╔══

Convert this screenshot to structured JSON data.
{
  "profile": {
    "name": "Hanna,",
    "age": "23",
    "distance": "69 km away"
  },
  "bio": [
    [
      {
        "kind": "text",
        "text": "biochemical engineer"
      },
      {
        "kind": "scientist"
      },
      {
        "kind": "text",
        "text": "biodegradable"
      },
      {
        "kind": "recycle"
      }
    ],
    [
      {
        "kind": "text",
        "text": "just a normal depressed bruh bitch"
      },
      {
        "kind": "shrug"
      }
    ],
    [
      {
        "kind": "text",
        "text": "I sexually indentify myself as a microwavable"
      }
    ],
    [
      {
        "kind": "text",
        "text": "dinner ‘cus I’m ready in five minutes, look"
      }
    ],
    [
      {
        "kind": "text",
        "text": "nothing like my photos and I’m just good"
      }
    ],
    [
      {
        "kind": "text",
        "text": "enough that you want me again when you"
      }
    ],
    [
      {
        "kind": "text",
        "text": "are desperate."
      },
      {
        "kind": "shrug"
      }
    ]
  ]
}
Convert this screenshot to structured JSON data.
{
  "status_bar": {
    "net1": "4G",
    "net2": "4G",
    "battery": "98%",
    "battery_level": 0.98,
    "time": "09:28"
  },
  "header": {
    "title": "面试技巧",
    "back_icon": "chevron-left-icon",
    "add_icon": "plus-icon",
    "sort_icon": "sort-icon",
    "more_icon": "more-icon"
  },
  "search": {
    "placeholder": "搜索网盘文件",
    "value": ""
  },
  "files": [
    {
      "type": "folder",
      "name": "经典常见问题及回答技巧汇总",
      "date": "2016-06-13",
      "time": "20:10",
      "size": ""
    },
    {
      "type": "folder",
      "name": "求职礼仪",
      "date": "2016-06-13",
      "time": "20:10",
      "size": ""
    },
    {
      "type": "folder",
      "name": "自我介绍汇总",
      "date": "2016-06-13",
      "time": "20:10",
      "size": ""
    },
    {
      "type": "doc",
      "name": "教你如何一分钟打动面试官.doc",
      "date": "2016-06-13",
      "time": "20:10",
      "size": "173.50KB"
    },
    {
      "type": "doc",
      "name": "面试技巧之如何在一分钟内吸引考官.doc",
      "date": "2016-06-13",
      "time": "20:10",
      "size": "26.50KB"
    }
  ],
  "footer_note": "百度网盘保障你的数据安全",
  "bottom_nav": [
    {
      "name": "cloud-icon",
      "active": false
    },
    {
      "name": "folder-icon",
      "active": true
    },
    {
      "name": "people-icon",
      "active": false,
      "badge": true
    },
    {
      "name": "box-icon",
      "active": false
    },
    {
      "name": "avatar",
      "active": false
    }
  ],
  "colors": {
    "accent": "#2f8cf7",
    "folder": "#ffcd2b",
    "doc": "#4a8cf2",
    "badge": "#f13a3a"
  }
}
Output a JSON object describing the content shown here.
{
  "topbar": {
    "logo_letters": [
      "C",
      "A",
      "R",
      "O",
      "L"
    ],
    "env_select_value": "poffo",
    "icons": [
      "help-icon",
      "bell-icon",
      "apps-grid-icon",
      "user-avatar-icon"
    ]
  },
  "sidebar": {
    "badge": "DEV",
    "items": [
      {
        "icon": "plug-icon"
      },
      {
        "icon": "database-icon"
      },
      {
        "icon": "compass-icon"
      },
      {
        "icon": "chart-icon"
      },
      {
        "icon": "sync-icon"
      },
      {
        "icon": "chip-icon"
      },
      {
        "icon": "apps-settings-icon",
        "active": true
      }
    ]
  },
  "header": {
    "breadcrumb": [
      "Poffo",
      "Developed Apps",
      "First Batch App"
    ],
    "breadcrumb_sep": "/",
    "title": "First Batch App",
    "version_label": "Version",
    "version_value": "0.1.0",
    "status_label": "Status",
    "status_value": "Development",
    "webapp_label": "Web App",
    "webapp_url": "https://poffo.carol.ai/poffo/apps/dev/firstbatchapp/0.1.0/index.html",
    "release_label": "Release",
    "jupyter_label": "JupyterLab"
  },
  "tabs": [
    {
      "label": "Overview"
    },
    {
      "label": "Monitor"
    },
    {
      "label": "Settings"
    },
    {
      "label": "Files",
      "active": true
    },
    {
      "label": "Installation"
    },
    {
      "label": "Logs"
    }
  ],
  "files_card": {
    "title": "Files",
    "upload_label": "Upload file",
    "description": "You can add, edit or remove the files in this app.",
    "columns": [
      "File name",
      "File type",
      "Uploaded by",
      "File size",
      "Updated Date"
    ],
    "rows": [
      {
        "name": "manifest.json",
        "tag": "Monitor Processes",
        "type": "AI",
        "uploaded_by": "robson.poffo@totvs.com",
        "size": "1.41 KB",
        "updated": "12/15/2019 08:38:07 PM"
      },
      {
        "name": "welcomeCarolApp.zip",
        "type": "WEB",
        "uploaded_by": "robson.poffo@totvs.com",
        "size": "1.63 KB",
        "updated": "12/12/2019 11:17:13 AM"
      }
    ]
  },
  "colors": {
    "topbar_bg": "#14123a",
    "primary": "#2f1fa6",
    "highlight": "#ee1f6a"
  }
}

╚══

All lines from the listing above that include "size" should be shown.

#### Answer space:
      "size": ""
      "size": ""
      "size": ""
      "size": "173.50KB"
      "size": "26.50KB"
      "File size",
        "size": "1.41 KB",
        "size": "1.63 KB",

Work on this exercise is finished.